▶ **Work task**
State how many lines in the following entries hold the word "subtitle". The reply is that number only.
Data records Start Marker
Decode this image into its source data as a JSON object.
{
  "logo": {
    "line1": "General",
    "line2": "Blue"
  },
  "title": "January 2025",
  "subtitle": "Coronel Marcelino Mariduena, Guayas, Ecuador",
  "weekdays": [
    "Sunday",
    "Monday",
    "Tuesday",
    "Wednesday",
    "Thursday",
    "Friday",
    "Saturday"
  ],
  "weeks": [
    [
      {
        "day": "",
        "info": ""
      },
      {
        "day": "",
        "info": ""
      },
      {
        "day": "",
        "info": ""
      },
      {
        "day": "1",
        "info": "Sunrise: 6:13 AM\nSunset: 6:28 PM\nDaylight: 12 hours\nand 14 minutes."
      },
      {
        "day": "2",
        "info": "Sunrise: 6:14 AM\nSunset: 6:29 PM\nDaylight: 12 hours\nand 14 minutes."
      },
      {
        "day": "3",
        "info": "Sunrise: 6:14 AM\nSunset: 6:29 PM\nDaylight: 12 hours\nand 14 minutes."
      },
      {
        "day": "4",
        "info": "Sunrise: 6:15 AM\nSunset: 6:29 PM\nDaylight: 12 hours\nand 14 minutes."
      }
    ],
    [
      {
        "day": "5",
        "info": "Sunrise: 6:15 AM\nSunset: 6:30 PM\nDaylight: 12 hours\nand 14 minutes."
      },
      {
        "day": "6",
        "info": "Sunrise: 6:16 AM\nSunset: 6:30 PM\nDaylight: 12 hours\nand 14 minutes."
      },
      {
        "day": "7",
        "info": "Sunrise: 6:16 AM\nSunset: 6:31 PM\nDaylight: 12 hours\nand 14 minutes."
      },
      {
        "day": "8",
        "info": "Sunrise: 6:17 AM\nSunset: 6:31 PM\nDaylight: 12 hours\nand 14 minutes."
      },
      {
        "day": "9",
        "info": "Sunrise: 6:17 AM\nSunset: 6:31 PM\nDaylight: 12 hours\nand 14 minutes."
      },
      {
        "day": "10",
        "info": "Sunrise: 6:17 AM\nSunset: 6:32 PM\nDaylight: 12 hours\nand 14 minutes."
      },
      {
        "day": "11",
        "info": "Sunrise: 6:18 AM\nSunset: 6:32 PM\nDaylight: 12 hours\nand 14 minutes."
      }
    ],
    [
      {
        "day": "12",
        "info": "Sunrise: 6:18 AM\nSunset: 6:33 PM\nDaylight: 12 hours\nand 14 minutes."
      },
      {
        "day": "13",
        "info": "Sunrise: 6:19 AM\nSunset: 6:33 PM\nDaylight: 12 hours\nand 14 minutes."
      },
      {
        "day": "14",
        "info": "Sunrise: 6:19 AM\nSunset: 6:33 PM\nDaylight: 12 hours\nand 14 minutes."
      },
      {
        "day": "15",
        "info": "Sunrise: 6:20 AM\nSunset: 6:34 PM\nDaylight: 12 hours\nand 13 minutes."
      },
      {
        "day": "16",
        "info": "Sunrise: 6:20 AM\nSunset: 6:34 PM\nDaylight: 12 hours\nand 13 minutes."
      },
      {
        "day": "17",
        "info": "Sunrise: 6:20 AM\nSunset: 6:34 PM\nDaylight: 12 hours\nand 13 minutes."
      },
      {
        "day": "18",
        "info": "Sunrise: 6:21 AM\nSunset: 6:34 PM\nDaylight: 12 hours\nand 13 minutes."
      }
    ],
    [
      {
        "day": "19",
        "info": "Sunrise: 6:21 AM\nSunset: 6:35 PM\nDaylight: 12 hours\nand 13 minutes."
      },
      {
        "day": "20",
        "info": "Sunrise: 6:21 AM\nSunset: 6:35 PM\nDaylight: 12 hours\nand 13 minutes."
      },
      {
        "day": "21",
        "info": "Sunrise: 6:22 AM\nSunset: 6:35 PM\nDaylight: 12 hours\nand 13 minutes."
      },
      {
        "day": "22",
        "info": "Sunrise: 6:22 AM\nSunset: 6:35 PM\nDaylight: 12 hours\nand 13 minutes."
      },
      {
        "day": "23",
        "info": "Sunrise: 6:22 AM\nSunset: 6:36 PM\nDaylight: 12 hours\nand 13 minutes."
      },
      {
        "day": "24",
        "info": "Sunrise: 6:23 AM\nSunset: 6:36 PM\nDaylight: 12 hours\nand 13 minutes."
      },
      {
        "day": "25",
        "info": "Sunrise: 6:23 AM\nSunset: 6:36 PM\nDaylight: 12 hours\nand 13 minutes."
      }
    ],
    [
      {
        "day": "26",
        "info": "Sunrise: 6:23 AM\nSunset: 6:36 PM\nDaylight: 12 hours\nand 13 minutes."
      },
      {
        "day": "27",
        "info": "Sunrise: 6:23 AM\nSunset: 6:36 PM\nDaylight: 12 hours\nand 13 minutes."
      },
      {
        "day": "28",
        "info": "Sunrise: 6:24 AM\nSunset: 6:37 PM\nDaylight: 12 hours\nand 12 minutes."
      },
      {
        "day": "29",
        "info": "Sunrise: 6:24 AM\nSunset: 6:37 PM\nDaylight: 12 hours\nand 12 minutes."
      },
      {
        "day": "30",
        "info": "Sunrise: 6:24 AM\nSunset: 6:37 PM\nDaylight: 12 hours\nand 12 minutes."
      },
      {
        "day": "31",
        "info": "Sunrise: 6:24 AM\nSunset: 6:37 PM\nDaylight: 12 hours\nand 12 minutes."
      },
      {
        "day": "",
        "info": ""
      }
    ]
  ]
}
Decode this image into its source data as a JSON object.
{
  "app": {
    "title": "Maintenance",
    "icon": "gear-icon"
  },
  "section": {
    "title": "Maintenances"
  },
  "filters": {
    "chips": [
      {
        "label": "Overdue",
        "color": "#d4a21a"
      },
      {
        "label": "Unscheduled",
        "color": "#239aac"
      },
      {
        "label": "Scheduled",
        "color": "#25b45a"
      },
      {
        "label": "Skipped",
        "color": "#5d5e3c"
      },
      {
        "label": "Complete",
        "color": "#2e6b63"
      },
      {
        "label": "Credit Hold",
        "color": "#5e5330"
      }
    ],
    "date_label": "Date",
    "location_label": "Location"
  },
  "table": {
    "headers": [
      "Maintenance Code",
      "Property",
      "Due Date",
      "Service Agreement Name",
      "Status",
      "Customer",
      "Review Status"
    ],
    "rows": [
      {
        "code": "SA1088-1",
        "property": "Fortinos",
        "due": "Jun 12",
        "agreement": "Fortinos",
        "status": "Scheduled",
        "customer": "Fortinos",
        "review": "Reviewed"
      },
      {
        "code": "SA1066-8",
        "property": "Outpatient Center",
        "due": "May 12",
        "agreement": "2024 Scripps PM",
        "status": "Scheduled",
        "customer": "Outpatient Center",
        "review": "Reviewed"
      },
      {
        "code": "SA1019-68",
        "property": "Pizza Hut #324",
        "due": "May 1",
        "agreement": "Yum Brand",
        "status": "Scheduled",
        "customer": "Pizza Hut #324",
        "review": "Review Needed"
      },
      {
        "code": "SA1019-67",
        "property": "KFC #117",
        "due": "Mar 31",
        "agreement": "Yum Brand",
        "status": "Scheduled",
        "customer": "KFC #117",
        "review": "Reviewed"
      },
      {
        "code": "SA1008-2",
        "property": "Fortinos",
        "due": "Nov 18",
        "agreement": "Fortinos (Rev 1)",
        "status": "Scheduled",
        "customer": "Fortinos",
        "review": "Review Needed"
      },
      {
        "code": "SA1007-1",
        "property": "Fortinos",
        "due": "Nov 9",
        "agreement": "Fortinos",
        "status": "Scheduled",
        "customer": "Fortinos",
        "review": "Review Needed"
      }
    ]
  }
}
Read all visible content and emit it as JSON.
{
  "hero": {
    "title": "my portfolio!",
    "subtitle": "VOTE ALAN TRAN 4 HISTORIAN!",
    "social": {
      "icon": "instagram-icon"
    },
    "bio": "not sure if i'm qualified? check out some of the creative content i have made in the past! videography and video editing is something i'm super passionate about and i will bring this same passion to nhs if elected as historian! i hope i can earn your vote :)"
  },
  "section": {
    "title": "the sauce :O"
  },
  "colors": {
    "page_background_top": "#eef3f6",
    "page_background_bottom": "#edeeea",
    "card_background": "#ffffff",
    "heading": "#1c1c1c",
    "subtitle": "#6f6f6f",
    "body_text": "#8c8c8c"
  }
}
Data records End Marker
▶ **Exercise response**
3